By Jason RussellWashington Examiner

Hillary Clinton 1

On Jan. 23, 2013, Hillary Clinton asked an infamous question about the attack on the United States Consulate in Benghazi, Libya.

“What difference, at this point, does it make?” Clinton said. And Republicans have been attacking her for that line ever since.

“Why didn’t you just pick up the phone and call the survivors?” was the simple question Sen. Ron Johnson, R-Wis., asked Clinton that day. Tuesday night at the Republican National Convention, he finally answered Clinton’s question.

“It made a difference to the young Yazidi woman I met who was captured and brutalized by ISIS barbarians, the joy of life hauntingly absent in her eyes,” Johnson said. “It made a difference to the businessmen traveling through the airports in Brussels and Istanbul, who just wanted to make it home to their family and their friends.

“It made a difference to the ordinary Americans sharing holiday cheer at a Christmas party in San Bernardino. It made a difference to the young men and women dancing on a summer night at a club in Orlando. And it made a difference to the families watching fireworks at a celebration of freedom in Nice.”

Although Johnson spent most of his speech attacking Clinton, he also attacked the Democratic foe running against him in November: former Sen. Russ Feingold.

“Even after 9/11, [Feingold] was the only senator to vote against giving law enforcement the tools they need to help stop international terror. During his 18-year Senate career, he also voted against authorizing our military 11 separate times.” He said the world is too dangerous to elect either Clinton or Feingold.

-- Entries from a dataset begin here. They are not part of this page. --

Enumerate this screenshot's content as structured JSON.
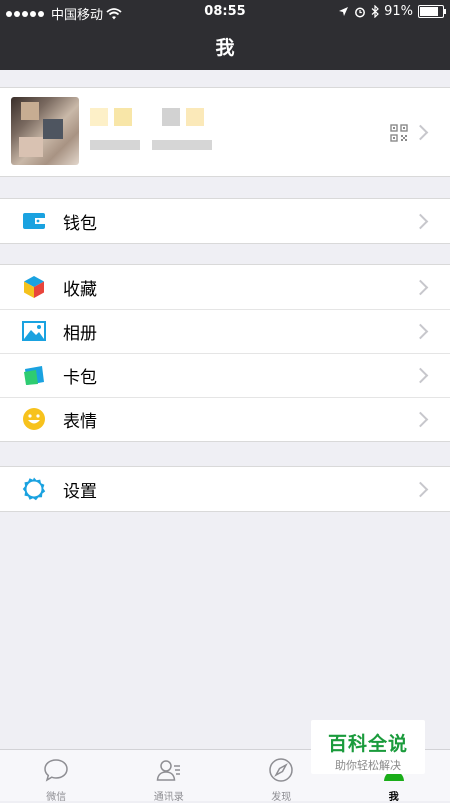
{
  "status": {
    "carrier": "中国移动",
    "time": "08:55",
    "battery": "91%",
    "battery_level": 0.91
  },
  "nav": {
    "title": "我"
  },
  "groups": {
    "wallet": [
      {
        "label": "钱包",
        "icon": "wallet-icon",
        "color": "#1aa2e0"
      }
    ],
    "media": [
      {
        "label": "收藏",
        "icon": "favorites-cube-icon"
      },
      {
        "label": "相册",
        "icon": "album-icon"
      },
      {
        "label": "卡包",
        "icon": "card-package-icon"
      },
      {
        "label": "表情",
        "icon": "sticker-smile-icon"
      }
    ],
    "settings": [
      {
        "label": "设置",
        "icon": "settings-gear-icon"
      }
    ]
  },
  "tabs": [
    {
      "label": "微信",
      "icon": "chat-bubble-icon"
    },
    {
      "label": "通讯录",
      "icon": "contacts-icon"
    },
    {
      "label": "发现",
      "icon": "compass-icon"
    },
    {
      "label": "我",
      "icon": "me-icon",
      "active": true
    }
  ],
  "watermark": {
    "title": "百科全说",
    "subtitle": "助你轻松解决"
  },
  "colors": {
    "accent": "#1aad19",
    "navbar": "#2e2e32",
    "background": "#efeff4"
  }
}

After formally winning the Republican nomination, it was Donald Trump’s night. But Johnson mentioned him only once, toward the end of his speech. “Donald Trump and Mike Pence understand that these must be America’s top priorities,” Johnson said, referring to defeating the Islamic State. “They will be strong leaders, working with Republicans in the House and Senate to achieve a goal that can unite us all: a safe, prosperous and secure America.”